If you work for a small company, the chances are greater than if you work for a large one that you won't have much retirement savings. The reason is simple -- you probably aren't offered a retirement savings plan at work.
Despite the government shutdown, Catherine Collinson, president of Transamerica Center for Retirement Studies, testified this week before the U.S. House of Representatives Committee on Small Business about the number of employees in the small business sector who don't have access to retirement accounts at work.
Collinson emphasized that the problem is part-time workers. Seventy-two percent of small companies offer retirement accounts -- a tax-advantaged 401(k); a Simplified Employee Pension, known as a SEP; or a Savings Incentive Match Plan for Employees, called a SIMPLE -- to 68 percent of full-time employees. However, only 36 percent of part-time workers are offered such a plan.
Because there are so many part-timers, the net result is that only 58 percent of workers at small companies can access a company-sponsored retirement savings plan. That's a serious retirement planning problem.
Collinson reminds small business owners that basic plans such as SEPs and SIMPLE Individual Retirement Arrangements are very inexpensive to set up and manage, and most payroll companies offer the service. There is a tax credit available that will offset most of the initial cost.
If you are a worker at a company with no retirement savings plan, Collinson suggests that you take these steps.
- Develop a retirement strategy on your own.
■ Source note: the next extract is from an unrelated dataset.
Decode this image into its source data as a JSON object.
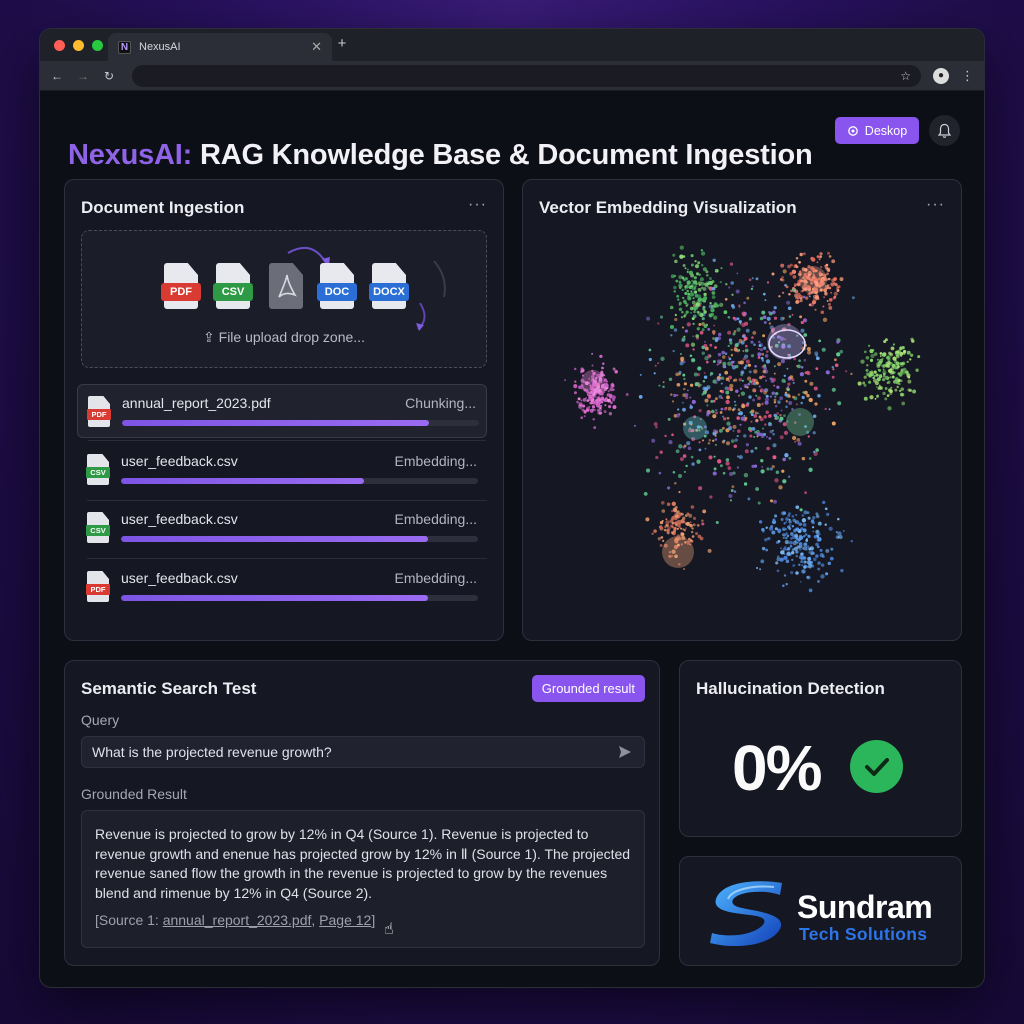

Open your own IRA and one for your spouse and commit to funding them.
- Educate yourself about retirement investing.
- Avoid loans or other distributions from your IRA that will cost you taxes and penalties and diminish your savings.
- Take advantage of the saver's tax credit if you are eligible.
- Ask your employer to consider opening a retirement savings plan as a company benefit.